To open this chapter he quotes Abdu'l-Baha, "According to the teachings of Baha'u'llah, the family being a human unit must be educated according to the rules of sanctity.  All the virtues must be taught the family."

The first is 'The Necessity of Agreement between Parents' and he quotes Baha'u'llah, "Ye were created to show love to one another and not perversity and rancor."  This provides consistency, let alone relative peace.

The second is 'The Childhood Years and the Force of Habit' and he quotes Abdu'l-Baha, "It is extremely difficult to teach the individual and refine his character once puberty is passed. By then, as experience hath shown, even if every effort be exerted to modify some tendency of his, it all availeth nothing. He may, perhaps, improve somewhat today; but let a few days pass and he forgetteth, and turneth backward to his habitual condition and accustomed ways. Therefore it is in early childhood that a firm foundation must be laid. While the branch is green and tender it can easily be made straight."  This is one reason why we have started what we call a Virtues Playgroup with children ages 4-6.  It is wonderful to have children who understand (in their own way) what perseverance and unity mean in word and deed (among others).

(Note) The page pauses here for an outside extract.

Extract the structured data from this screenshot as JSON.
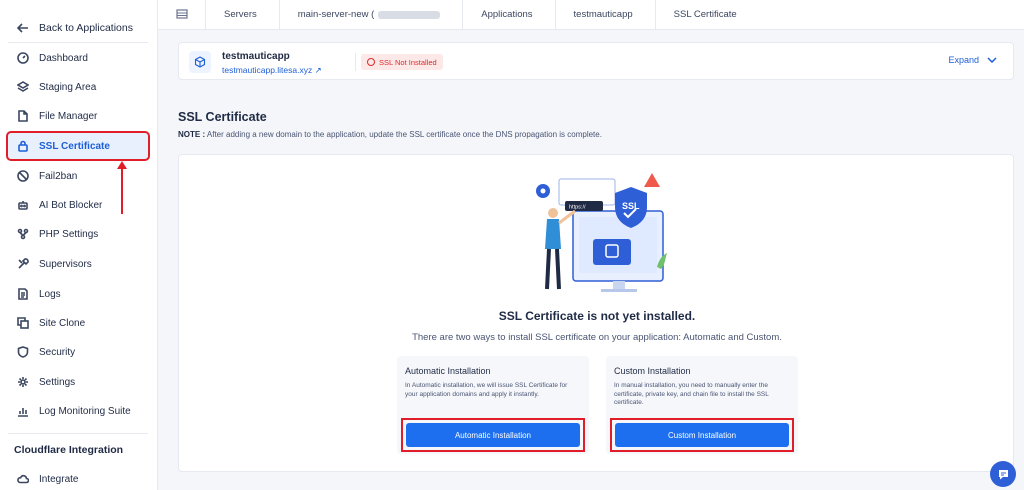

The third is 'Parents' Words and Deeds are Children's Examples' and he quotes Baha'u'llah, "Take heed, O people, lest ye be of them that give good counsel to others but forget to follow it themselves." Children have a set of neurons (as do adults) that are highly active and remarkable.  They are called mirror neurons.  We have empathy and develop it (and other virtues) through mirroring other's actions.  Being respectful of a child's emotion by listening and encouraging them to verbalize, as opposed to ignoring and teaching them that tantrums are the best way to get attention, can be quite helpful at times.  This doesn't mean have a lengthy argument or engage in a discussion for all things, but adults tend to write off a child's emotion and miss an opportunity to teach the child that the emotion is reasonable and teach them how to utilize that emotion for the better.

The fourth is 'Self-Control' and he quotes Abdu'l-Baha, "The individual must be educated to such a high degree that he...would think it easier to be slashed with a sword or pierced with a spear than to utter calumny or be carried away by wrath." How many times as adults have we said something that we regret or, worse yet, don't recognize that we should regret it because it causes division and pain?  This counsel is strongly linked to the third one mentioned above.  In the end, of course, the virtue of forgiveness is our saving grace when self-control fails.

The fifth is 'Keeping Promises Made to Children' and he quotes Baha'u'llah, "Trustworthiness is the greatest portal leading unto the tranquility and security of the people. In truth the stability of every affair hath depended and doth depend upon it." What a lesson to be learned at such a young age and such rewards to be gained when applied as adults.

The sixth is 'The Effects of Deceit on Children' and he quotes Abdu'l-Baha, "Truthfulness is the foundation of all virtues of the world of humanity. Without truthfulness, progress and success in all the worlds of God are impossible for a soul. When this holy attribute is established in man, all the divine qualities will also become realized." He relates a story where a mother took a son to a movie, while leaving the daughter at home. In order to not upset the daughter, the mother tells her falsely that she's taking the son to the dentist and hides the fact of taking him to the movies. Once returned home, the daughter pretends to be asleep in her room and the mother tells the father of the trip to the movies with her son. The daughter is, to say the least, disappointed.

With this brief overview, I hope that you can take away some new ideas (or at least quotes).  The rest of the book is quite good and I recommend that you take a look.  Looking forward to your thoughts.

1 comment:

Michael said...

Thanks! My wife and I have been discussing these issues alot lately. Our daughter is approaching 2 years old, and well I am sure you know where Im going with this. Shes great most of the time, but has been showing the first glimmerings of ego... hahaha. This blog is a real find! Keep at it please!